### Task objective
Exact copy, no pictures: restate each entry below word for word.

### Entries provided
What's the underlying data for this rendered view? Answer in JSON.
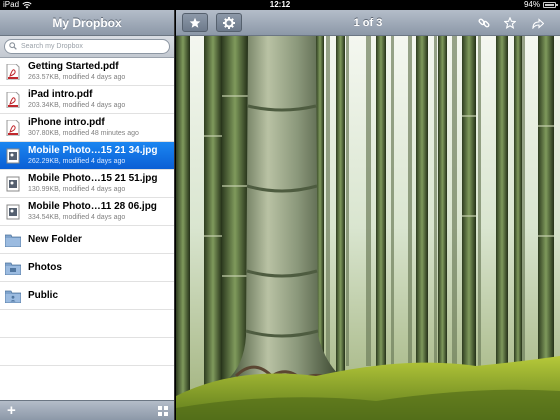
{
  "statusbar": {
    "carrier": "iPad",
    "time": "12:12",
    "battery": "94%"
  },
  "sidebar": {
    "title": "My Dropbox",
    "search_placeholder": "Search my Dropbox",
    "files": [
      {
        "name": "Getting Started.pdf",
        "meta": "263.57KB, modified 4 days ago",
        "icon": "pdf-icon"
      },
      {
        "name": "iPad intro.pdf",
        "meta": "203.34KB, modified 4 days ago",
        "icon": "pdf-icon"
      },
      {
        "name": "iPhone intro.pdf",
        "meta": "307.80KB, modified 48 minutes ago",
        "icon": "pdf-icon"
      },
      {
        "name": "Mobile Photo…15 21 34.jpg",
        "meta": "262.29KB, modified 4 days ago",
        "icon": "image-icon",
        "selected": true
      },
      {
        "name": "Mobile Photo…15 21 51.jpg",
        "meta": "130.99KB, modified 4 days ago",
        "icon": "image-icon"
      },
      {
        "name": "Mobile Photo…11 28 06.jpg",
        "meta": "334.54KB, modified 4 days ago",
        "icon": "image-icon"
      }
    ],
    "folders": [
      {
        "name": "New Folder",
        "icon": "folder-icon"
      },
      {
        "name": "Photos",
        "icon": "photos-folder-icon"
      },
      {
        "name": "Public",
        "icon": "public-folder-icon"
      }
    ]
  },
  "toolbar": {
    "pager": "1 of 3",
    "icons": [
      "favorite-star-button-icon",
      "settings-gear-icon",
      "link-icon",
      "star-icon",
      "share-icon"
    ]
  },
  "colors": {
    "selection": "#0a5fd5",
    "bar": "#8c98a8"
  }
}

### Output below
What's the underlying data for this rendered view? Answer in JSON.
{
  "statusbar": {
    "carrier": "iPad",
    "time": "12:12",
    "battery": "94%"
  },
  "sidebar": {
    "title": "My Dropbox",
    "search_placeholder": "Search my Dropbox",
    "files": [
      {
        "name": "Getting Started.pdf",
        "meta": "263.57KB, modified 4 days ago",
        "icon": "pdf-icon"
      },
      {
        "name": "iPad intro.pdf",
        "meta": "203.34KB, modified 4 days ago",
        "icon": "pdf-icon"
      },
      {
        "name": "iPhone intro.pdf",
        "meta": "307.80KB, modified 48 minutes ago",
        "icon": "pdf-icon"
      },
      {
        "name": "Mobile Photo…15 21 34.jpg",
        "meta": "262.29KB, modified 4 days ago",
        "icon": "image-icon",
        "selected": true
      },
      {
        "name": "Mobile Photo…15 21 51.jpg",
        "meta": "130.99KB, modified 4 days ago",
        "icon": "image-icon"
      },
      {
        "name": "Mobile Photo…11 28 06.jpg",
        "meta": "334.54KB, modified 4 days ago",
        "icon": "image-icon"
      }
    ],
    "folders": [
      {
        "name": "New Folder",
        "icon": "folder-icon"
      },
      {
        "name": "Photos",
        "icon": "photos-folder-icon"
      },
      {
        "name": "Public",
        "icon": "public-folder-icon"
      }
    ]
  },
  "toolbar": {
    "pager": "1 of 3",
    "icons": [
      "favorite-star-button-icon",
      "settings-gear-icon",
      "link-icon",
      "star-icon",
      "share-icon"
    ]
  },
  "colors": {
    "selection": "#0a5fd5",
    "bar": "#8c98a8"
  }
}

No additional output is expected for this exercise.